Places and Spaces in French War Fiction of the Twentieth and Twenty-First Centuries
The corpus of novels selected for this project covers a wide variety of examples of fictional worlds: the spiritual, the marginal, the regional, the ideological, the psychological, the erotic, the ecological and the political. The methods of analysis identify these worlds, demonstrate both how they function in relation to the characters in the novels and how they affect the reader, and provide further illumination on the intentions, achievements and ideologies of the characters and of the novelists concerned. One of the findings of the study is that the greater the stress of war and conflict the more authors and characters tend to seek refuge in their imaginary (isotopic) worlds.
Conclusion to Part 1
The four novels analysed above illustrate the four different modes of isotopia.
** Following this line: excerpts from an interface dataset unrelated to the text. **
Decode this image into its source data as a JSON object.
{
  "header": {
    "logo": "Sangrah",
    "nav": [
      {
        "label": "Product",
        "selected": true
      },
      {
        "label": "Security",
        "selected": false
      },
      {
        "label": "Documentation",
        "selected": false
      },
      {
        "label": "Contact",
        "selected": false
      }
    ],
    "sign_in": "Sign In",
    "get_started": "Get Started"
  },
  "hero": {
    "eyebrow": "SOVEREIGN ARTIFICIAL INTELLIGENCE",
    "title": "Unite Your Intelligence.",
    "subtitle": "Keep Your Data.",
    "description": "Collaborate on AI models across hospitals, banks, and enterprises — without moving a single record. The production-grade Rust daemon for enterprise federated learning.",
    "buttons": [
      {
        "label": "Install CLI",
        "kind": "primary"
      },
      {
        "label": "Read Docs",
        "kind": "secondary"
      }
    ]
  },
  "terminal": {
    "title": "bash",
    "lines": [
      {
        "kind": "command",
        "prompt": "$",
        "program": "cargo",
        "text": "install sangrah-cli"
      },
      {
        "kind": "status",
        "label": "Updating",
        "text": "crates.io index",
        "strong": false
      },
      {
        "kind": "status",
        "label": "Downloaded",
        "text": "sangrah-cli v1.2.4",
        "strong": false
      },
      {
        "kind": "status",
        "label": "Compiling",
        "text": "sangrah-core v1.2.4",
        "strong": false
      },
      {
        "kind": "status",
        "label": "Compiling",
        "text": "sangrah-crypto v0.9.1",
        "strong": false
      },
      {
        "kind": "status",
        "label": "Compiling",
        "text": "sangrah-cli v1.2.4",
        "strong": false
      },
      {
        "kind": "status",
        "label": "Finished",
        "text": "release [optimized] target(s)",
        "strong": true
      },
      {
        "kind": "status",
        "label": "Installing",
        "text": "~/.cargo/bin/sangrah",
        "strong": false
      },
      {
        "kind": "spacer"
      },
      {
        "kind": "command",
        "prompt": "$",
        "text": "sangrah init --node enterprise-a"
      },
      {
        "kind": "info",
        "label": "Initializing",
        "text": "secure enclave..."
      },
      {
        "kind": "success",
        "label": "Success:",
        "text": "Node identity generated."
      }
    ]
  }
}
The dominant mode in Les Croix de bois is that of loss, as befits a novel primarily concerned with bearing witness to the deprivations and sufferings of the Great War veterans. Le Diable au corps demonstrates an unconventional form of the mode of possession, namely erotopia, since it gives precedence to depicting the desire to possess a character, another human being who is the wife of a soldier at the front; possession of spaces, such as selected ludic zones like the Marne and Paris, ranks second to the sexual politics of the illicit love affair. Alienation and ostracism from society dominate in Roux le bandit, while the two volumes from Les Hommes de bonne volonté, as we have seen, present a balanced, symmetrical panorama of the Great War, in its limited movement of ebb and flow over the territory of north-east France that results in repossession emerging as the dominant isotopic mode.
No single mode dominates in this selection of four novels, although loss and repossession clearly represent the twin poles of territorial flux. Further brief examples of these modes, as outlined below, will confirm this conclusion. In terms of possession, it is unsurprising that this mode appears less than the other three in novels of the Great War. As a nation, France was not engaged in an expansive, imperialistic war, but in defending its territory against Germany. In some circles, the mood may...
You are not authenticated to view the full text of this chapter or article.
This site requires a subscription or purchase to access the full text of books or journals.
Do you have any questions? Contact us.Or login to access all content.